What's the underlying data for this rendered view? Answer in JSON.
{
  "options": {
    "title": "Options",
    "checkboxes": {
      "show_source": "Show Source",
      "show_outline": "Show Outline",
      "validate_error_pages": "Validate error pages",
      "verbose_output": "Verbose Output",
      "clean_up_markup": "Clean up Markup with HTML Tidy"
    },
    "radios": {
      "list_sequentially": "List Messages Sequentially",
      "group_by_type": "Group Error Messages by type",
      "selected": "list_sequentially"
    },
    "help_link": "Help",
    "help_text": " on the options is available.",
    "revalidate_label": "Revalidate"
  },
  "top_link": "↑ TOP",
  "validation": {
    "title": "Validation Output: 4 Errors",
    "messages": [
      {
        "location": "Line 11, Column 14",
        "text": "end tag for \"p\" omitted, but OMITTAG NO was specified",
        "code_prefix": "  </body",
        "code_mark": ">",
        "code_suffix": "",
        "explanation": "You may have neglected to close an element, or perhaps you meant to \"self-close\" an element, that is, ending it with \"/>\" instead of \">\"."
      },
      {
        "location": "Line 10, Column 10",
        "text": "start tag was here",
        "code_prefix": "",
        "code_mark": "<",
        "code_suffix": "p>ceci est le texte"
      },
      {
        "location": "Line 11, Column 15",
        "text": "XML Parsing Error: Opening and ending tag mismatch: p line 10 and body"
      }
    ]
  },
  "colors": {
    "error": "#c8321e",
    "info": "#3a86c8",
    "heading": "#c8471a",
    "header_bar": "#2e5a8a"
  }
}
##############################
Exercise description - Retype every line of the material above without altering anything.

Output -
What's the underlying data for this rendered view? Answer in JSON.
{
  "options": {
    "title": "Options",
    "checkboxes": {
      "show_source": "Show Source",
      "show_outline": "Show Outline",
      "validate_error_pages": "Validate error pages",
      "verbose_output": "Verbose Output",
      "clean_up_markup": "Clean up Markup with HTML Tidy"
    },
    "radios": {
      "list_sequentially": "List Messages Sequentially",
      "group_by_type": "Group Error Messages by type",
      "selected": "list_sequentially"
    },
    "help_link": "Help",
    "help_text": " on the options is available.",
    "revalidate_label": "Revalidate"
  },
  "top_link": "↑ TOP",
  "validation": {
    "title": "Validation Output: 4 Errors",
    "messages": [
      {
        "location": "Line 11, Column 14",
        "text": "end tag for \"p\" omitted, but OMITTAG NO was specified",
        "code_prefix": "  </body",
        "code_mark": ">",
        "code_suffix": "",
        "explanation": "You may have neglected to close an element, or perhaps you meant to \"self-close\" an element, that is, ending it with \"/>\" instead of \">\"."
      },
      {
        "location": "Line 10, Column 10",
        "text": "start tag was here",
        "code_prefix": "",
        "code_mark": "<",
        "code_suffix": "p>ceci est le texte"
      },
      {
        "location": "Line 11, Column 15",
        "text": "XML Parsing Error: Opening and ending tag mismatch: p line 10 and body"
      }
    ]
  },
  "colors": {
    "error": "#c8321e",
    "info": "#3a86c8",
    "heading": "#c8471a",
    "header_bar": "#2e5a8a"
  }
}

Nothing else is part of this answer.